▸ **TASK DIRECTIONS**
The word "Associated" marks the lines to keep; find each one in the data and copy it.

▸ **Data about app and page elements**

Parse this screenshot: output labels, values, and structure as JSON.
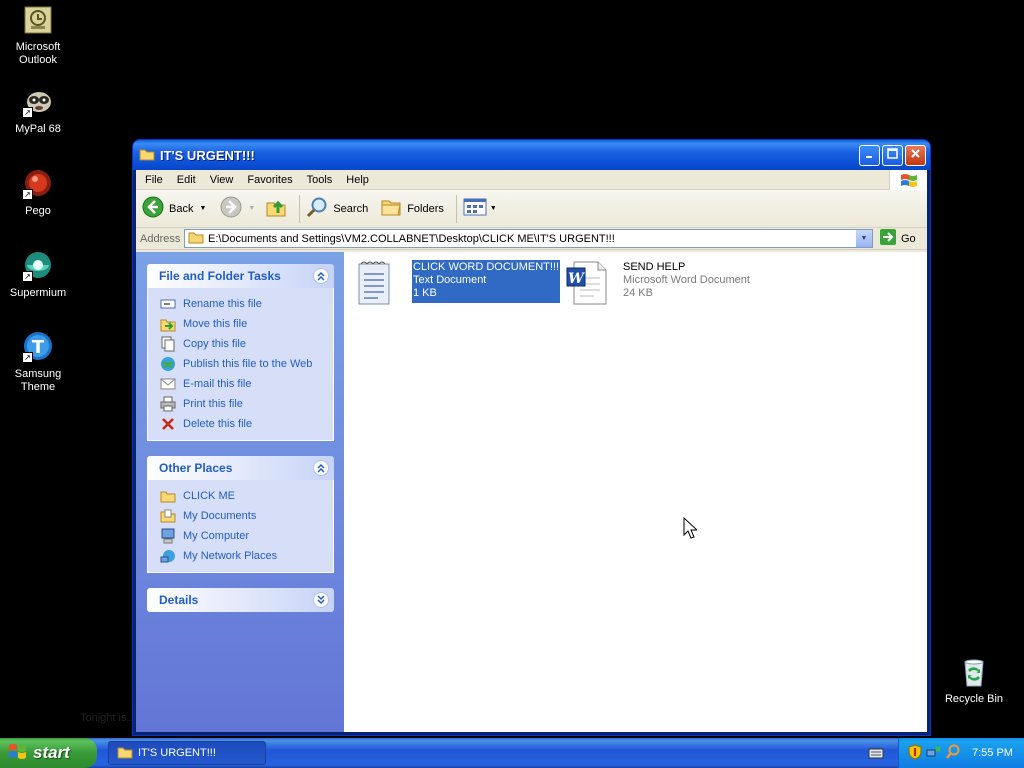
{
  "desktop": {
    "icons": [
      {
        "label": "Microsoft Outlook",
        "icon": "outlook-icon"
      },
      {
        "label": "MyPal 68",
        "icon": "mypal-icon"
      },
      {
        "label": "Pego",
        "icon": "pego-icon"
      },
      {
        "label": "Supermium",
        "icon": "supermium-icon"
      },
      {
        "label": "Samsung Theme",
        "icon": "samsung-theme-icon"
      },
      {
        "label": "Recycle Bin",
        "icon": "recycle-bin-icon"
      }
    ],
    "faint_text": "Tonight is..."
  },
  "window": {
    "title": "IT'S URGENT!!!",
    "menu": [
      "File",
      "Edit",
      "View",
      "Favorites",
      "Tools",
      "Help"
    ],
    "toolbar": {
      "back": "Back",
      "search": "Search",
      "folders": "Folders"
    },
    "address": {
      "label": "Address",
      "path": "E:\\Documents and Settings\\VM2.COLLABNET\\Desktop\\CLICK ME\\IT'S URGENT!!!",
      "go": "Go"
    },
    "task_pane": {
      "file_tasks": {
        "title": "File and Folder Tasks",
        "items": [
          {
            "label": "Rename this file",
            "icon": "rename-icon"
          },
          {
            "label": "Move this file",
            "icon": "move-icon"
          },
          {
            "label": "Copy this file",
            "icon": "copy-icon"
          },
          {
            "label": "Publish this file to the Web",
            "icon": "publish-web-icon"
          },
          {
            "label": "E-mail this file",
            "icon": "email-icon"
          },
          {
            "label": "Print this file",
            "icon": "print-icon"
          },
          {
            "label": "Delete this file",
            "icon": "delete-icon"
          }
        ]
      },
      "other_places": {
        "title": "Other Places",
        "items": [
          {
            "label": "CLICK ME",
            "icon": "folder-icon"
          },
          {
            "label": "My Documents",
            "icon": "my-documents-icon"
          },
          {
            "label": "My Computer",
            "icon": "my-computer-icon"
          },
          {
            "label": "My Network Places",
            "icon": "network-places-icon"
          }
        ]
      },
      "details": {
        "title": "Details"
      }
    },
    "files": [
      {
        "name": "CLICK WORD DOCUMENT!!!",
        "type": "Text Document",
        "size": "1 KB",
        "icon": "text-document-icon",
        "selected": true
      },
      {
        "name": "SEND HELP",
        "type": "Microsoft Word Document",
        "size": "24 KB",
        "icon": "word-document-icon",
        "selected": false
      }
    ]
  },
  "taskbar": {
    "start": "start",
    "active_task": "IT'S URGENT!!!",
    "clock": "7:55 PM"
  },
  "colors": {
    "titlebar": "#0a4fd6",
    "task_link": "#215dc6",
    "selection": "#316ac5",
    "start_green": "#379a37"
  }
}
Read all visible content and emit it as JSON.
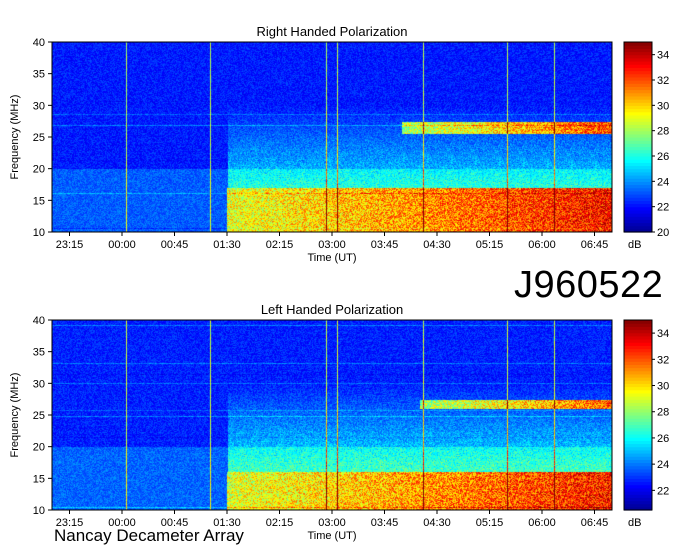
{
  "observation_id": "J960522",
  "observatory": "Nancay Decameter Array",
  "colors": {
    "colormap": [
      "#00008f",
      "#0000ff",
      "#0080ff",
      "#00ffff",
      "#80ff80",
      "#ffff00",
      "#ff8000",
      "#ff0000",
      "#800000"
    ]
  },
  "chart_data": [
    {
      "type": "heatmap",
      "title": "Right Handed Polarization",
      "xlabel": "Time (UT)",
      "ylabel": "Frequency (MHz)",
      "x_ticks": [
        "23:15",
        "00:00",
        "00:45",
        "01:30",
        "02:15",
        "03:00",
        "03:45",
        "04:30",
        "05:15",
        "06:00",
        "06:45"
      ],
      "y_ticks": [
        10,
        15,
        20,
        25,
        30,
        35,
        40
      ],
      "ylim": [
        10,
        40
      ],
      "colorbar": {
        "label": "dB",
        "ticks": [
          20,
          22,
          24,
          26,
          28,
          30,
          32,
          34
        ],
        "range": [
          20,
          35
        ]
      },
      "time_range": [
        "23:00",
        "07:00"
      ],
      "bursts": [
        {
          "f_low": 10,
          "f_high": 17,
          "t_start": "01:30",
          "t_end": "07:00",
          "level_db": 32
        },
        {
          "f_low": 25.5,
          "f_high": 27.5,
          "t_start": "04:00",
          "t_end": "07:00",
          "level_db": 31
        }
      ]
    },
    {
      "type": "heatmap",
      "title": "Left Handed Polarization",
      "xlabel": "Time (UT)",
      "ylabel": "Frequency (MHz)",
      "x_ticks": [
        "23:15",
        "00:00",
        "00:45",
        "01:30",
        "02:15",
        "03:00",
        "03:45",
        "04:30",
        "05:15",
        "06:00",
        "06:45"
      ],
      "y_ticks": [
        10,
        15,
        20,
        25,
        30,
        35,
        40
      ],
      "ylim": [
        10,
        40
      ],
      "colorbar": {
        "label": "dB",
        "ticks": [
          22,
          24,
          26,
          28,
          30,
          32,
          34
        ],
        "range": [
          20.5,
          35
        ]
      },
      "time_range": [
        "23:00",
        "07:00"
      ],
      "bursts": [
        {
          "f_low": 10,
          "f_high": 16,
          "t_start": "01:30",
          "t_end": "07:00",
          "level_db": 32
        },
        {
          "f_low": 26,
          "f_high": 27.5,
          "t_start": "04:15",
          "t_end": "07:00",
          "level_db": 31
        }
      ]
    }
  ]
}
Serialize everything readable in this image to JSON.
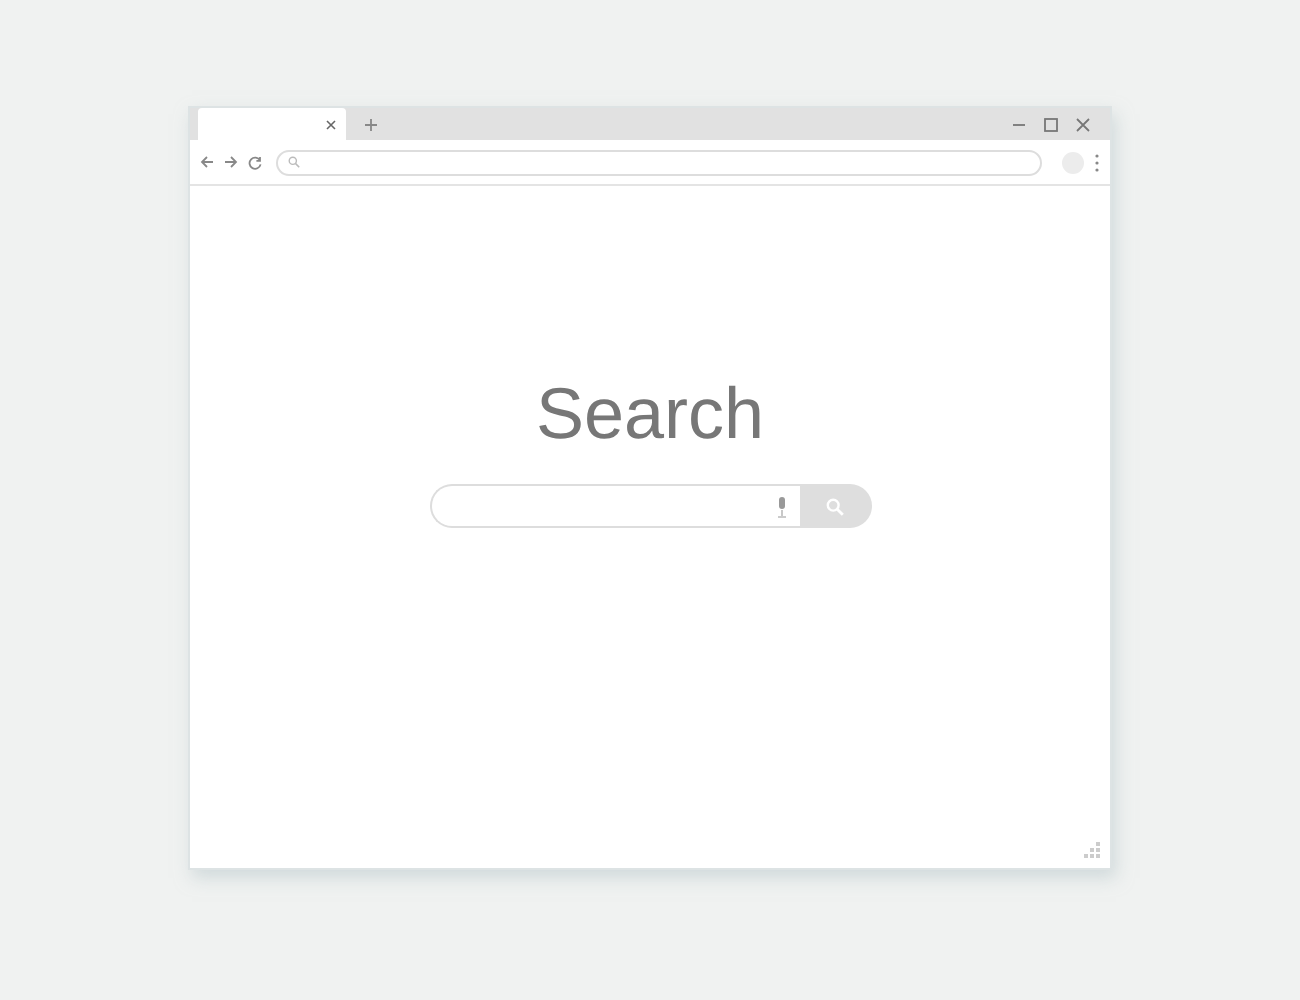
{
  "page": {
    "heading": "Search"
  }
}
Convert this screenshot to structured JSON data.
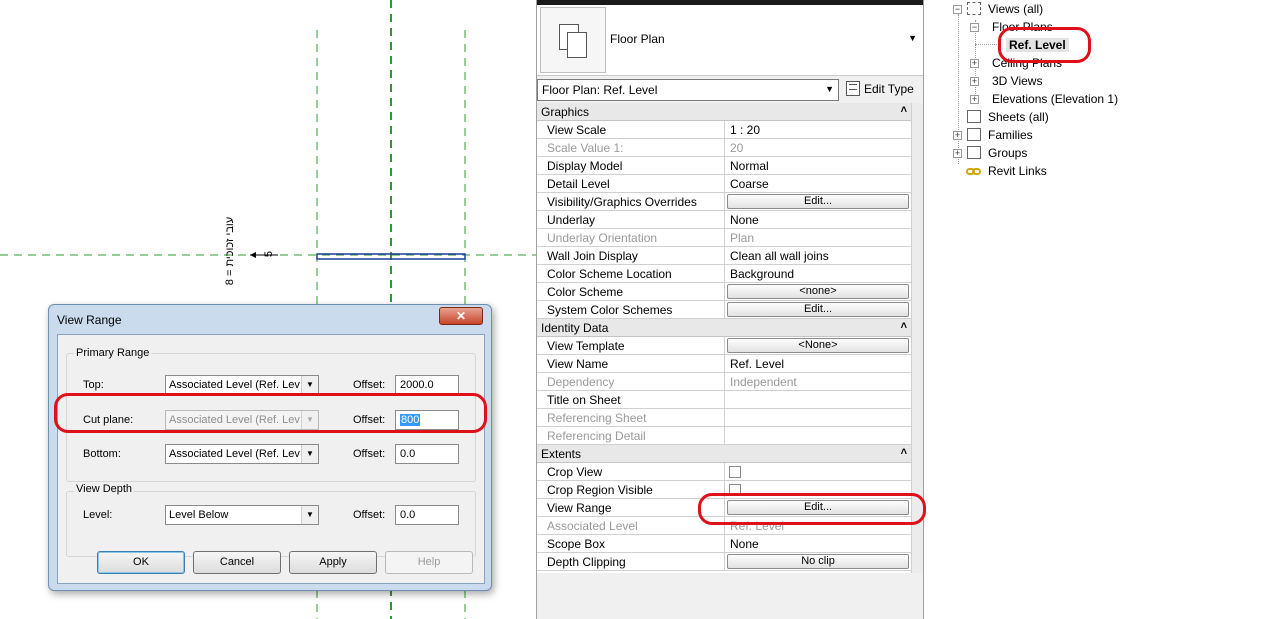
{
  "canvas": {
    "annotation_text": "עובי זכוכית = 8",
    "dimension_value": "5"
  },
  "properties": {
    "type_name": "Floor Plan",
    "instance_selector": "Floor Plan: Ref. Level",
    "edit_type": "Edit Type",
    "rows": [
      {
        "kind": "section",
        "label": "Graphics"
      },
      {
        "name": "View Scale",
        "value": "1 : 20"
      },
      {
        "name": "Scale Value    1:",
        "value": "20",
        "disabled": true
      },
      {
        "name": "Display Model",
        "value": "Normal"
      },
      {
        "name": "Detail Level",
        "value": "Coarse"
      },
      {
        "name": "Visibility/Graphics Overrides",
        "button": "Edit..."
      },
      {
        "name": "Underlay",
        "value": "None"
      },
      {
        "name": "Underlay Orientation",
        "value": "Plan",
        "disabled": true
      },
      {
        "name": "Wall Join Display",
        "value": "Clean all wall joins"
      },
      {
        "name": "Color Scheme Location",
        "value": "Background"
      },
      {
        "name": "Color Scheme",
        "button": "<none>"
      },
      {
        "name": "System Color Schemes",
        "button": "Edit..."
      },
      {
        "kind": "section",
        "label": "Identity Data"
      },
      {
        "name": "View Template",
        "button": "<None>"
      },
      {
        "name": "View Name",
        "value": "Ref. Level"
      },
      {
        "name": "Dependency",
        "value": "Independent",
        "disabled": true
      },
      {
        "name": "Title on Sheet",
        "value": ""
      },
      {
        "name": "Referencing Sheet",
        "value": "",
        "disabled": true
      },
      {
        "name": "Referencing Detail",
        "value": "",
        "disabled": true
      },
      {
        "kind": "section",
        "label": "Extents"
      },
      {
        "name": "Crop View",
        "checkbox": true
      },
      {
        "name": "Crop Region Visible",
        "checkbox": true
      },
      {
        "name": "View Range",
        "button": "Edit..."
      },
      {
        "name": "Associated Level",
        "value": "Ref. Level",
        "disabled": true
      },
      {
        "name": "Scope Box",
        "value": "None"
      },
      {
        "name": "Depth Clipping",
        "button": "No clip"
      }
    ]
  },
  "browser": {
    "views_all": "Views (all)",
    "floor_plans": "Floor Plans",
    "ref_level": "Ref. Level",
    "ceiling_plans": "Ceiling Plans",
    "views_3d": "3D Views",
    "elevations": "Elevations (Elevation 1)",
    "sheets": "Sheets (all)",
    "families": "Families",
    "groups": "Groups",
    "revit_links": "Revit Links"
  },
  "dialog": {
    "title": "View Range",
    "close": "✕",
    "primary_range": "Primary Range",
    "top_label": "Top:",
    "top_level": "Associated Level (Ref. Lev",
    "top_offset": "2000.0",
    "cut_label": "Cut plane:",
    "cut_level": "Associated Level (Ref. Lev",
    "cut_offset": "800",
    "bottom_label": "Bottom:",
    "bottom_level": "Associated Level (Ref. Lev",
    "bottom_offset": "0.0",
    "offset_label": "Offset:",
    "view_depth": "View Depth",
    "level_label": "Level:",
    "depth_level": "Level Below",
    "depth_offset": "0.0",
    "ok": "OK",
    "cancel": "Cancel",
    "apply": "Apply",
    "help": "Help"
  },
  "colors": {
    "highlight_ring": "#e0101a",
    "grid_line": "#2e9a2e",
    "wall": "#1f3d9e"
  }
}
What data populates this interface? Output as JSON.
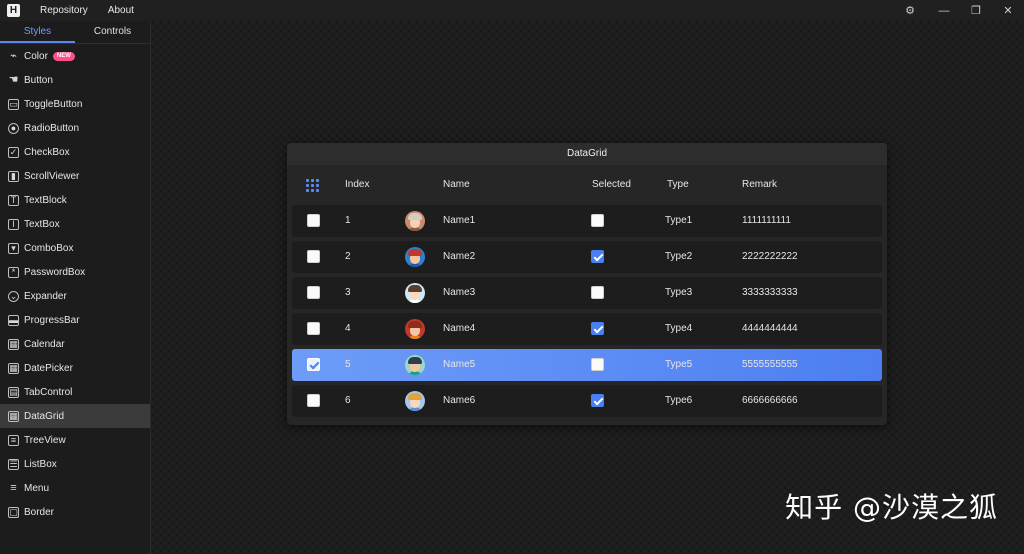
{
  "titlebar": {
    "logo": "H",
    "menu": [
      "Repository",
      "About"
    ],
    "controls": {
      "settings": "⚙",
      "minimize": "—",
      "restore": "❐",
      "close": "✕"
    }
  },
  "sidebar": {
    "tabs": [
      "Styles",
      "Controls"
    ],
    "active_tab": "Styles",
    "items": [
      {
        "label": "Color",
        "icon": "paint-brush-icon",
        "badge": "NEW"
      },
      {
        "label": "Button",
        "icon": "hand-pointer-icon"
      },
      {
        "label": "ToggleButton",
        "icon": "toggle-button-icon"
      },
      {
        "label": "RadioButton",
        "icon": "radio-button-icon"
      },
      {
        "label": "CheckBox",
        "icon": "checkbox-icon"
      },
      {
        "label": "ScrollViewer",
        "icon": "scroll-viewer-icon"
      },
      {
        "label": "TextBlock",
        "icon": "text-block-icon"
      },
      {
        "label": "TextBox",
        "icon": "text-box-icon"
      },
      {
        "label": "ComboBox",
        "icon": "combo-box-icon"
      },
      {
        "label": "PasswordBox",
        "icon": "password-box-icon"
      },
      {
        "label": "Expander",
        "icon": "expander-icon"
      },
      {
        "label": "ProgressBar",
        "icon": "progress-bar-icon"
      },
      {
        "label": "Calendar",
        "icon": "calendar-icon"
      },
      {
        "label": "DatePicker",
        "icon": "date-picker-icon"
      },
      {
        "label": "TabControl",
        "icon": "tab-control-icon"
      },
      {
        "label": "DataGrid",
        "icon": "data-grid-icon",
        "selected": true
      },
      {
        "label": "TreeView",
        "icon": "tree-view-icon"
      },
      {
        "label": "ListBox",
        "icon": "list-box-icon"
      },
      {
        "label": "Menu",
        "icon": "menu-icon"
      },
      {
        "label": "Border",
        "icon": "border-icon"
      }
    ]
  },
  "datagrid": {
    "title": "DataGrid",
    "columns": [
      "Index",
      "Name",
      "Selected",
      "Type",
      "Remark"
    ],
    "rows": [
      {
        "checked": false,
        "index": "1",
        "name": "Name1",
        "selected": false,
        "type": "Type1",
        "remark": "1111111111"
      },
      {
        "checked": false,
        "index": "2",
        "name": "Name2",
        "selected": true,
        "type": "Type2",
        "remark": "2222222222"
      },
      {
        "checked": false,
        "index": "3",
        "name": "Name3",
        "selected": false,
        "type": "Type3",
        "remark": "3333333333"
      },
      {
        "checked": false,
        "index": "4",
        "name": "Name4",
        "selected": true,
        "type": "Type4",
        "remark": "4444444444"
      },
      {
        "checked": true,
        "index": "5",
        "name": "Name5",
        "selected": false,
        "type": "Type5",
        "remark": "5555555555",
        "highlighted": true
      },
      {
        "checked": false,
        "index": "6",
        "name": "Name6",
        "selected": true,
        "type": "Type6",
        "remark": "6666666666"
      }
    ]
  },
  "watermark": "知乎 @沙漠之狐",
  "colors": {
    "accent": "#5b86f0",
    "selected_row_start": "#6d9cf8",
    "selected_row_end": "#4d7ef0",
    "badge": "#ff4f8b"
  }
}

▸ **COMPLETED EXERCISE**
        "name": "Associated Level",
    "top_level": "Associated Level (Ref. Lev",
    "cut_level": "Associated Level (Ref. Lev",
    "bottom_level": "Associated Level (Ref. Lev",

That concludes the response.